## Exercise instructions
Set down each record below precisely, skipping the pictures.

## Exercise data
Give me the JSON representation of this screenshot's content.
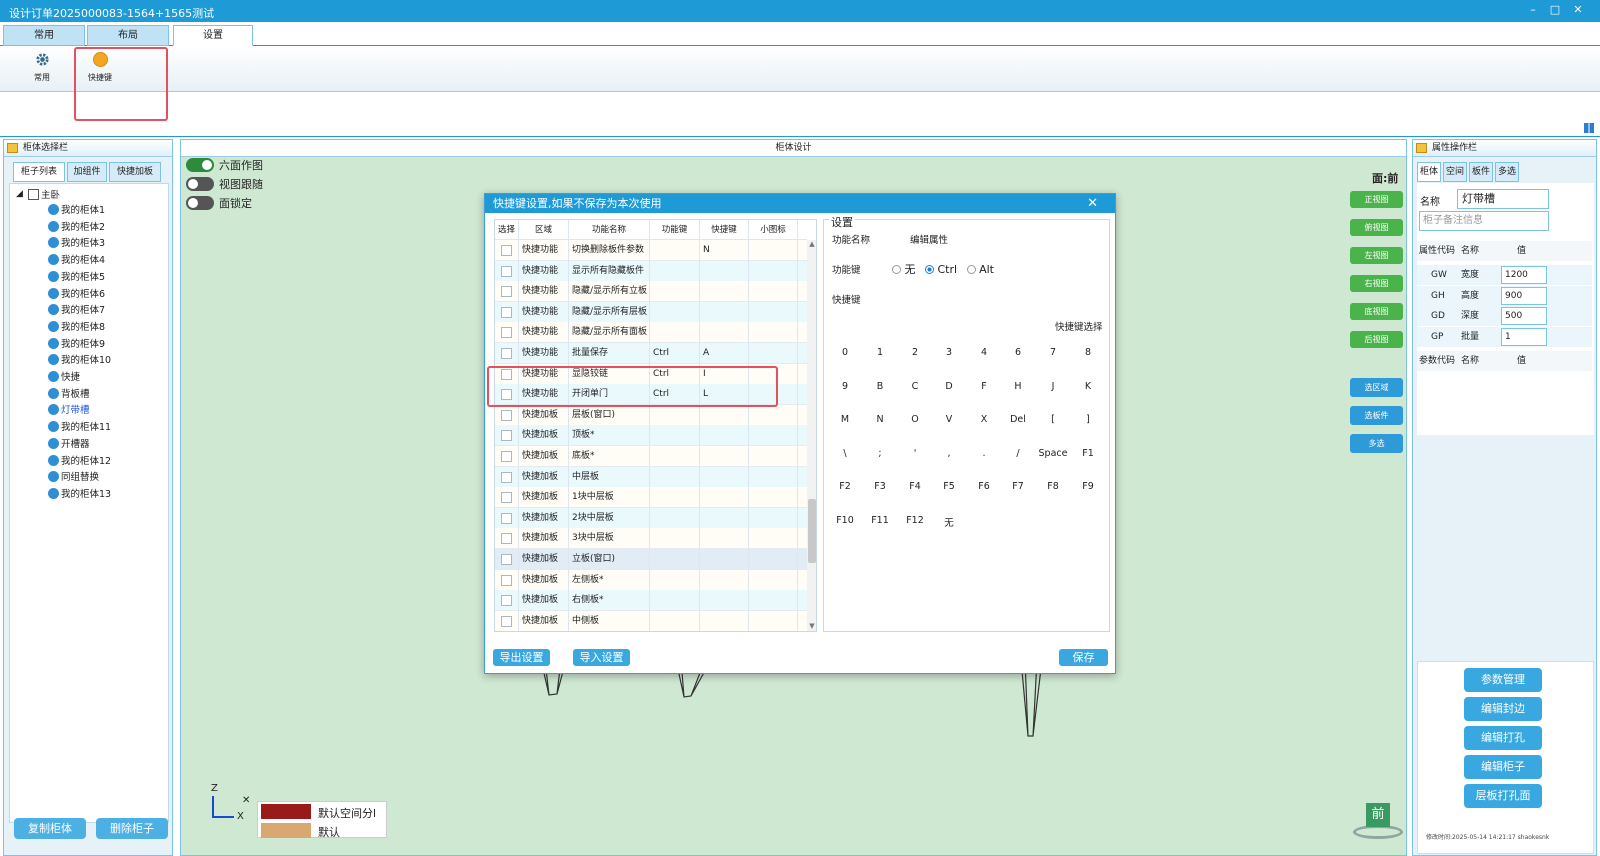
{
  "window": {
    "title": "设计订单2025000083-1564+1565测试",
    "controls": [
      "–",
      "□",
      "✕"
    ]
  },
  "tabs": [
    {
      "label": "常用"
    },
    {
      "label": "布局"
    },
    {
      "label": "设置"
    }
  ],
  "ribbon": {
    "items": [
      {
        "label": "常用",
        "icon": "gear-icon"
      },
      {
        "label": "快捷键",
        "icon": "shortcut-icon"
      }
    ]
  },
  "left_panel": {
    "title": "柜体选择栏",
    "tabs": [
      "柜子列表",
      "加组件",
      "快捷加板"
    ],
    "tree_root": "主卧",
    "items": [
      "我的柜体1",
      "我的柜体2",
      "我的柜体3",
      "我的柜体4",
      "我的柜体5",
      "我的柜体6",
      "我的柜体7",
      "我的柜体8",
      "我的柜体9",
      "我的柜体10",
      "快捷",
      "背板槽",
      "灯带槽",
      "我的柜体11",
      "开槽器",
      "我的柜体12",
      "同组替换",
      "我的柜体13"
    ],
    "selected_item": "灯带槽",
    "buttons": [
      "复制柜体",
      "删除柜子"
    ]
  },
  "center": {
    "title": "柜体设计",
    "toggles": [
      {
        "label": "六面作图",
        "on": true
      },
      {
        "label": "视图跟随",
        "on": false
      },
      {
        "label": "面锁定",
        "on": false
      }
    ],
    "face_label": "面:前",
    "view_buttons": [
      "正视图",
      "俯视图",
      "左视图",
      "右视图",
      "底视图",
      "后视图"
    ],
    "select_buttons": [
      "选区域",
      "选板件",
      "多选"
    ],
    "axes": {
      "z": "Z",
      "x": "X"
    },
    "legend": [
      "默认空间分l",
      "默认"
    ],
    "cube_label": "前"
  },
  "right_panel": {
    "title": "属性操作栏",
    "tabs": [
      "柜体",
      "空间",
      "板件",
      "多选"
    ],
    "name_label": "名称",
    "name_value": "灯带槽",
    "note_placeholder": "柜子备注信息",
    "props_header": [
      "属性代码",
      "名称",
      "值"
    ],
    "props": [
      {
        "code": "GW",
        "name": "宽度",
        "value": "1200"
      },
      {
        "code": "GH",
        "name": "高度",
        "value": "900"
      },
      {
        "code": "GD",
        "name": "深度",
        "value": "500"
      },
      {
        "code": "GP",
        "name": "批量",
        "value": "1"
      }
    ],
    "params_header": [
      "参数代码",
      "名称",
      "值"
    ],
    "buttons": [
      "参数管理",
      "编辑封边",
      "编辑打孔",
      "编辑柜子",
      "层板打孔面"
    ],
    "footer": "修改时间:2025-05-14 14:21:17 shaokesnk"
  },
  "dialog": {
    "title": "快捷键设置,如果不保存为本次使用",
    "close": "✕",
    "columns": [
      "选择",
      "区域",
      "功能名称",
      "功能键",
      "快捷键",
      "小图标"
    ],
    "rows": [
      {
        "area": "快捷功能",
        "name": "切换删除板件参数",
        "mod": "",
        "key": "N"
      },
      {
        "area": "快捷功能",
        "name": "显示所有隐藏板件",
        "mod": "",
        "key": ""
      },
      {
        "area": "快捷功能",
        "name": "隐藏/显示所有立板",
        "mod": "",
        "key": ""
      },
      {
        "area": "快捷功能",
        "name": "隐藏/显示所有层板",
        "mod": "",
        "key": ""
      },
      {
        "area": "快捷功能",
        "name": "隐藏/显示所有面板",
        "mod": "",
        "key": ""
      },
      {
        "area": "快捷功能",
        "name": "批量保存",
        "mod": "Ctrl",
        "key": "A"
      },
      {
        "area": "快捷功能",
        "name": "显隐铰链",
        "mod": "Ctrl",
        "key": "I"
      },
      {
        "area": "快捷功能",
        "name": "开闭单门",
        "mod": "Ctrl",
        "key": "L"
      },
      {
        "area": "快捷加板",
        "name": "层板(窗口)",
        "mod": "",
        "key": ""
      },
      {
        "area": "快捷加板",
        "name": "顶板*",
        "mod": "",
        "key": ""
      },
      {
        "area": "快捷加板",
        "name": "底板*",
        "mod": "",
        "key": ""
      },
      {
        "area": "快捷加板",
        "name": "中层板",
        "mod": "",
        "key": ""
      },
      {
        "area": "快捷加板",
        "name": "1块中层板",
        "mod": "",
        "key": ""
      },
      {
        "area": "快捷加板",
        "name": "2块中层板",
        "mod": "",
        "key": ""
      },
      {
        "area": "快捷加板",
        "name": "3块中层板",
        "mod": "",
        "key": ""
      },
      {
        "area": "快捷加板",
        "name": "立板(窗口)",
        "mod": "",
        "key": ""
      },
      {
        "area": "快捷加板",
        "name": "左侧板*",
        "mod": "",
        "key": ""
      },
      {
        "area": "快捷加板",
        "name": "右侧板*",
        "mod": "",
        "key": ""
      },
      {
        "area": "快捷加板",
        "name": "中侧板",
        "mod": "",
        "key": ""
      }
    ],
    "settings": {
      "title": "设置",
      "func_name_label": "功能名称",
      "func_name_value": "编辑属性",
      "mod_label": "功能键",
      "mod_options": [
        "无",
        "Ctrl",
        "Alt"
      ],
      "mod_selected": "Ctrl",
      "shortcut_label": "快捷键",
      "picker_label": "快捷键选择",
      "keys": [
        "0",
        "1",
        "2",
        "3",
        "4",
        "6",
        "7",
        "8",
        "9",
        "B",
        "C",
        "D",
        "F",
        "H",
        "J",
        "K",
        "M",
        "N",
        "O",
        "V",
        "X",
        "Del",
        "[",
        "]",
        "\\",
        ";",
        "'",
        ",",
        ".",
        "/",
        "Space",
        "F1",
        "F2",
        "F3",
        "F4",
        "F5",
        "F6",
        "F7",
        "F8",
        "F9",
        "F10",
        "F11",
        "F12",
        "无"
      ]
    },
    "buttons": {
      "export": "导出设置",
      "import": "导入设置",
      "save": "保存"
    }
  }
}
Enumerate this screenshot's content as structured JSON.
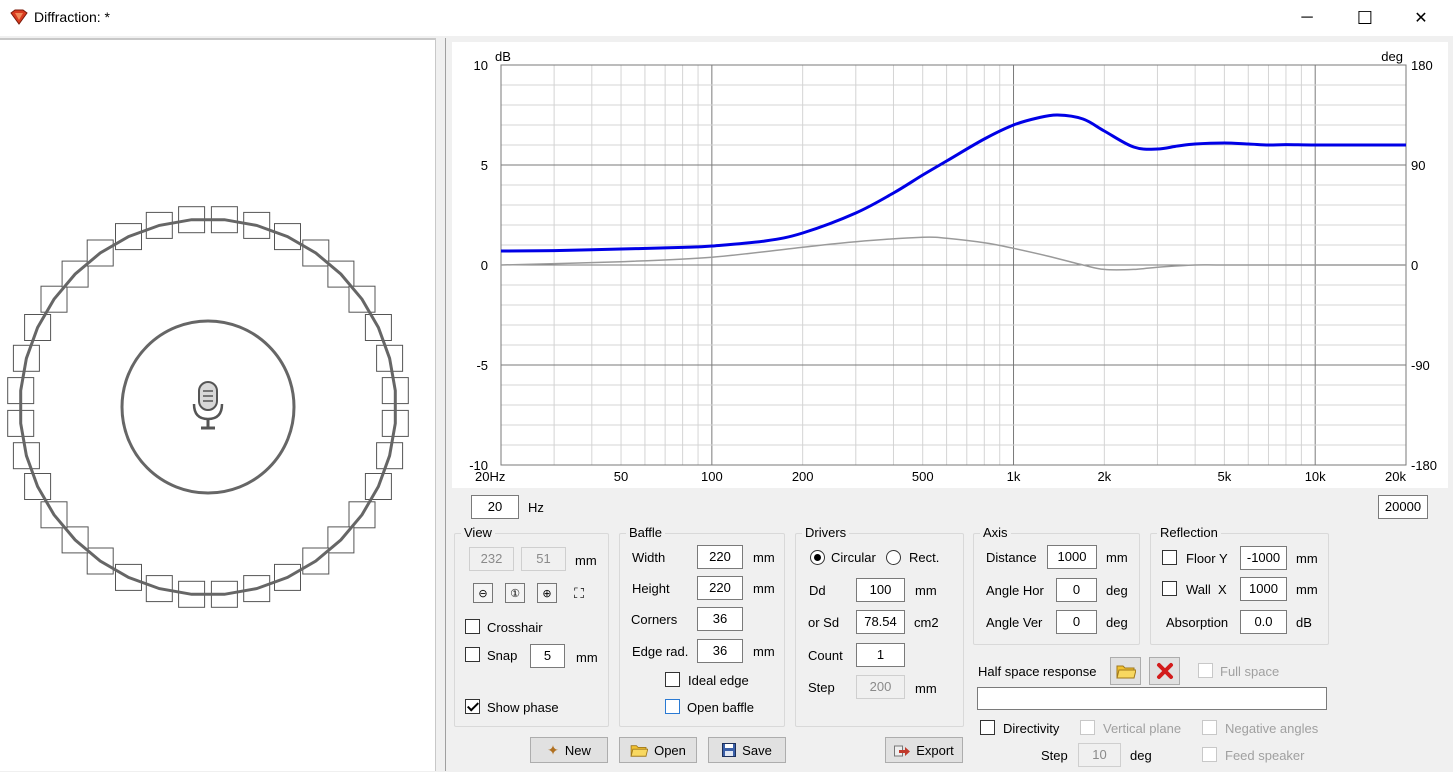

## Result of this exercise
Give me the JSON representation of this screenshot's content.
{
  "window": {
    "title": "设计订单2025000083-1564+1565测试",
    "controls": [
      "–",
      "□",
      "✕"
    ]
  },
  "tabs": [
    {
      "label": "常用"
    },
    {
      "label": "布局"
    },
    {
      "label": "设置"
    }
  ],
  "ribbon": {
    "items": [
      {
        "label": "常用",
        "icon": "gear-icon"
      },
      {
        "label": "快捷键",
        "icon": "shortcut-icon"
      }
    ]
  },
  "left_panel": {
    "title": "柜体选择栏",
    "tabs": [
      "柜子列表",
      "加组件",
      "快捷加板"
    ],
    "tree_root": "主卧",
    "items": [
      "我的柜体1",
      "我的柜体2",
      "我的柜体3",
      "我的柜体4",
      "我的柜体5",
      "我的柜体6",
      "我的柜体7",
      "我的柜体8",
      "我的柜体9",
      "我的柜体10",
      "快捷",
      "背板槽",
      "灯带槽",
      "我的柜体11",
      "开槽器",
      "我的柜体12",
      "同组替换",
      "我的柜体13"
    ],
    "selected_item": "灯带槽",
    "buttons": [
      "复制柜体",
      "删除柜子"
    ]
  },
  "center": {
    "title": "柜体设计",
    "toggles": [
      {
        "label": "六面作图",
        "on": true
      },
      {
        "label": "视图跟随",
        "on": false
      },
      {
        "label": "面锁定",
        "on": false
      }
    ],
    "face_label": "面:前",
    "view_buttons": [
      "正视图",
      "俯视图",
      "左视图",
      "右视图",
      "底视图",
      "后视图"
    ],
    "select_buttons": [
      "选区域",
      "选板件",
      "多选"
    ],
    "axes": {
      "z": "Z",
      "x": "X"
    },
    "legend": [
      "默认空间分l",
      "默认"
    ],
    "cube_label": "前"
  },
  "right_panel": {
    "title": "属性操作栏",
    "tabs": [
      "柜体",
      "空间",
      "板件",
      "多选"
    ],
    "name_label": "名称",
    "name_value": "灯带槽",
    "note_placeholder": "柜子备注信息",
    "props_header": [
      "属性代码",
      "名称",
      "值"
    ],
    "props": [
      {
        "code": "GW",
        "name": "宽度",
        "value": "1200"
      },
      {
        "code": "GH",
        "name": "高度",
        "value": "900"
      },
      {
        "code": "GD",
        "name": "深度",
        "value": "500"
      },
      {
        "code": "GP",
        "name": "批量",
        "value": "1"
      }
    ],
    "params_header": [
      "参数代码",
      "名称",
      "值"
    ],
    "buttons": [
      "参数管理",
      "编辑封边",
      "编辑打孔",
      "编辑柜子",
      "层板打孔面"
    ],
    "footer": "修改时间:2025-05-14 14:21:17 shaokesnk"
  },
  "dialog": {
    "title": "快捷键设置,如果不保存为本次使用",
    "close": "✕",
    "columns": [
      "选择",
      "区域",
      "功能名称",
      "功能键",
      "快捷键",
      "小图标"
    ],
    "rows": [
      {
        "area": "快捷功能",
        "name": "切换删除板件参数",
        "mod": "",
        "key": "N"
      },
      {
        "area": "快捷功能",
        "name": "显示所有隐藏板件",
        "mod": "",
        "key": ""
      },
      {
        "area": "快捷功能",
        "name": "隐藏/显示所有立板",
        "mod": "",
        "key": ""
      },
      {
        "area": "快捷功能",
        "name": "隐藏/显示所有层板",
        "mod": "",
        "key": ""
      },
      {
        "area": "快捷功能",
        "name": "隐藏/显示所有面板",
        "mod": "",
        "key": ""
      },
      {
        "area": "快捷功能",
        "name": "批量保存",
        "mod": "Ctrl",
        "key": "A"
      },
      {
        "area": "快捷功能",
        "name": "显隐铰链",
        "mod": "Ctrl",
        "key": "I"
      },
      {
        "area": "快捷功能",
        "name": "开闭单门",
        "mod": "Ctrl",
        "key": "L"
      },
      {
        "area": "快捷加板",
        "name": "层板(窗口)",
        "mod": "",
        "key": ""
      },
      {
        "area": "快捷加板",
        "name": "顶板*",
        "mod": "",
        "key": ""
      },
      {
        "area": "快捷加板",
        "name": "底板*",
        "mod": "",
        "key": ""
      },
      {
        "area": "快捷加板",
        "name": "中层板",
        "mod": "",
        "key": ""
      },
      {
        "area": "快捷加板",
        "name": "1块中层板",
        "mod": "",
        "key": ""
      },
      {
        "area": "快捷加板",
        "name": "2块中层板",
        "mod": "",
        "key": ""
      },
      {
        "area": "快捷加板",
        "name": "3块中层板",
        "mod": "",
        "key": ""
      },
      {
        "area": "快捷加板",
        "name": "立板(窗口)",
        "mod": "",
        "key": ""
      },
      {
        "area": "快捷加板",
        "name": "左侧板*",
        "mod": "",
        "key": ""
      },
      {
        "area": "快捷加板",
        "name": "右侧板*",
        "mod": "",
        "key": ""
      },
      {
        "area": "快捷加板",
        "name": "中侧板",
        "mod": "",
        "key": ""
      }
    ],
    "settings": {
      "title": "设置",
      "func_name_label": "功能名称",
      "func_name_value": "编辑属性",
      "mod_label": "功能键",
      "mod_options": [
        "无",
        "Ctrl",
        "Alt"
      ],
      "mod_selected": "Ctrl",
      "shortcut_label": "快捷键",
      "picker_label": "快捷键选择",
      "keys": [
        "0",
        "1",
        "2",
        "3",
        "4",
        "6",
        "7",
        "8",
        "9",
        "B",
        "C",
        "D",
        "F",
        "H",
        "J",
        "K",
        "M",
        "N",
        "O",
        "V",
        "X",
        "Del",
        "[",
        "]",
        "\\",
        ";",
        "'",
        ",",
        ".",
        "/",
        "Space",
        "F1",
        "F2",
        "F3",
        "F4",
        "F5",
        "F6",
        "F7",
        "F8",
        "F9",
        "F10",
        "F11",
        "F12",
        "无"
      ]
    },
    "buttons": {
      "export": "导出设置",
      "import": "导入设置",
      "save": "保存"
    }
  }
}
Enumerate this screenshot's content as structured JSON.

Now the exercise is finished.